States do not mandate the filing of Notices of Completion. However, if you file the document in Alaska, Arizona, California, Massachusetts, Nevada, Tennessee, Texas, or Utah, lien rights and payments for subcontractors and supplies could be affected.
Who Files a Notice of Completion?
The general contractor or construction project owner of a private project files the Notice of Completion with the county recorder or clerk’s office. Generally, Notices of Completion are sent to all parties that provide preliminary notices before the official filing.
How to File a Notice of Completion
Here’s a step-by-step breakdown of how to file a notice of completion:
- Obtain the necessary form online or from the county recorder or clerk’s office.
- Complete the form in its entirety. Be prepared to provide a statement detailing the type of work provided, a legal description of the site, the street address of the site, and the completion date of the construction project. You will also note the names and addresses of the owner, general contractor, and construction lender (if applicable).
- Review the form to ensure the contents are accurate.

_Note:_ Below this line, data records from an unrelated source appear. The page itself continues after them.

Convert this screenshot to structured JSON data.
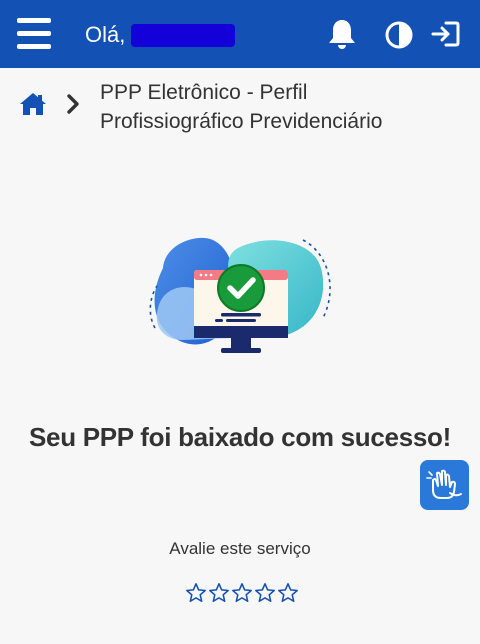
{
  "header": {
    "greeting": "Olá,",
    "icons": [
      "menu-icon",
      "bell-icon",
      "contrast-icon",
      "logout-icon"
    ],
    "background": "#1351b4"
  },
  "breadcrumb": {
    "home_icon": "home-icon",
    "separator_icon": "chevron-right-icon",
    "title_line1": "PPP Eletrônico - Perfil",
    "title_line2": "Profissiográfico Previdenciário"
  },
  "main": {
    "illustration": "computer-success-illustration",
    "success_message": "Seu PPP foi baixado com sucesso!"
  },
  "accessibility": {
    "icon": "sign-language-icon",
    "color": "#2a78d9"
  },
  "rating": {
    "label": "Avalie este serviço",
    "max_stars": 5,
    "selected": 0,
    "star_color": "#1351b4"
  }
}
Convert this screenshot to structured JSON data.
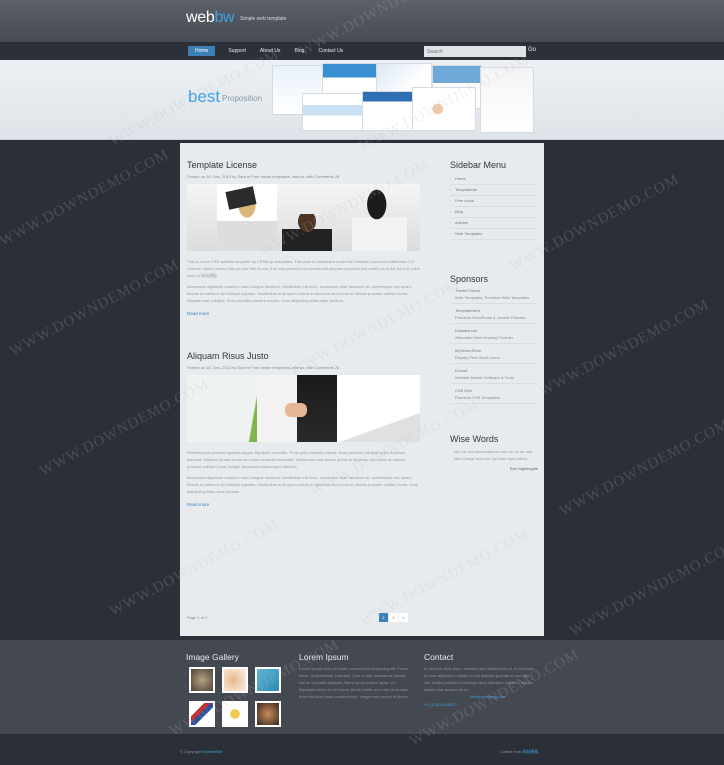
{
  "header": {
    "logo_a": "web",
    "logo_b": "bw",
    "tagline": "Simple web template"
  },
  "nav": {
    "items": [
      "Home",
      "Support",
      "About Us",
      "Blog",
      "Contact Us"
    ],
    "search_placeholder": "Search",
    "go_label": "Go"
  },
  "banner": {
    "best": "best",
    "proposition": "Proposition"
  },
  "posts": [
    {
      "title": "Template License",
      "meta": "Posted on 16. Dec, 2013 by Sara in Free online templates, interior, with Comments 28",
      "paragraphs": [
        "This is a free CSS website template by CSSMojo templates. This work is distributed under the Creative Commons Attribution 3.0 License, which means that you are free to use it for any personal or commercial purpose provided you credit me in the form of a link back to 网站模板.",
        "Maecenas dignissim mauris in arcu congue tincidunt. Vestibulum elit nunc, accumsan vitae faucibus vel, scelerisque nec quam. Mauris at metus in mi tristique egestas. Vestibulum ante ipsum primis in faucibus orci luctus et ultrices posuere cubilia Curae; Aliquam erat volutpat. Sed convallis posuere mauris. Cras adipiscing tellus vitae pretium."
      ],
      "read_more": "Read more"
    },
    {
      "title": "Aliquam Risus Justo",
      "meta": "Posted on 16. Dec, 2013 by Sara in Free online templates, interior, with Comments 28",
      "paragraphs": [
        "Pellentesque posuere egestas augue dignissim convallis. Proin quis molestie mauris. Nunc pulvinar volutpat lorem tincidunt placerat. Aliquam ornare lectus nec tortor molestie imperdiet. Vestibulum ante ipsum primis in faucibus orci luctus et ultrices posuere cubilia Curae; Integer accumsan ullamcorper ultricies.",
        "Maecenas dignissim mauris in arcu congue tincidunt. Vestibulum elit nunc, accumsan vitae faucibus vel, scelerisque nec quam. Mauris at metus in mi tristique egestas. Vestibulum ante ipsum primis in faucibus orci luctus et ultrices posuere cubilia Curae; Cras adipiscing tellus vitae pretium."
      ],
      "read_more": "Read more"
    }
  ],
  "pagination": {
    "label": "Page 1 of 2",
    "pages": [
      "1",
      "2",
      "»"
    ]
  },
  "sidebar": {
    "menu_title": "Sidebar Menu",
    "menu_items": [
      "Home",
      "Templatehile",
      "Free Icons",
      "Blog",
      "Articles",
      "Web Templates"
    ],
    "sponsors_title": "Sponsors",
    "sponsors": [
      {
        "name": "Theme Forest",
        "desc": "Web Templates, Premium Web Templates"
      },
      {
        "name": "TemplateNerd",
        "desc": "Premium WordPress & Joomla Themes"
      },
      {
        "name": "Undated.net",
        "desc": "Affordable Web Hosting Provider"
      },
      {
        "name": "MyVectorStore",
        "desc": "Royalty Free Stock Icons"
      },
      {
        "name": "Evrsoft",
        "desc": "Website Builder Software & Tools"
      },
      {
        "name": "CSS Hub",
        "desc": "Premium CSS Templates"
      }
    ],
    "wise_title": "Wise Words",
    "quote": "We can let circumstances rule us, or we can take charge and rule our lives from within.",
    "quote_author": "Earl Nightingale"
  },
  "footer": {
    "gallery_title": "Image Gallery",
    "lorem_title": "Lorem Ipsum",
    "lorem_text": "Lorem ipsum dolor sit amet, consectetur adipiscing elit. Fusce tellus. Suspendisse interdum. Duis et nisl. Maecenas blandit, nisl ac convallis aliquam, libero lorem ornare lacus, vel dignissim tortor mi vel purus. Morbi mattis arcu nisl, ut semper dolor tincidunt justo consectetuer. Integer non neque et libero.",
    "contact_title": "Contact",
    "contact_text": "In vel sem vitae diam, sodales non ullamcorper id, et convallis, in nunc aliquam a sapien et nisl aliquam gravida eu porttitor nisi. Mollis phasellus interdum diam interdum sodales, mauris lacinia erat semper tortor.",
    "contact_email": "info@company.com",
    "contact_phone": "+1 (123) 444-5677"
  },
  "bottom": {
    "copyright_prefix": "© Copyright ",
    "copyright_link": "MyWebSite",
    "collect_prefix": "Collect from ",
    "collect_link": "网站模板"
  },
  "watermark": "WWW.DOWNDEMO.COM"
}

- File the form within 10 to 15 days of the date you expect the project to be completed. Refer to the anticipated date of the inspection signoff or issuance of the certificate of occupancy to determine the date of completion. Or you can use the date immediately following 60 consecutive days where no labor is done on the project.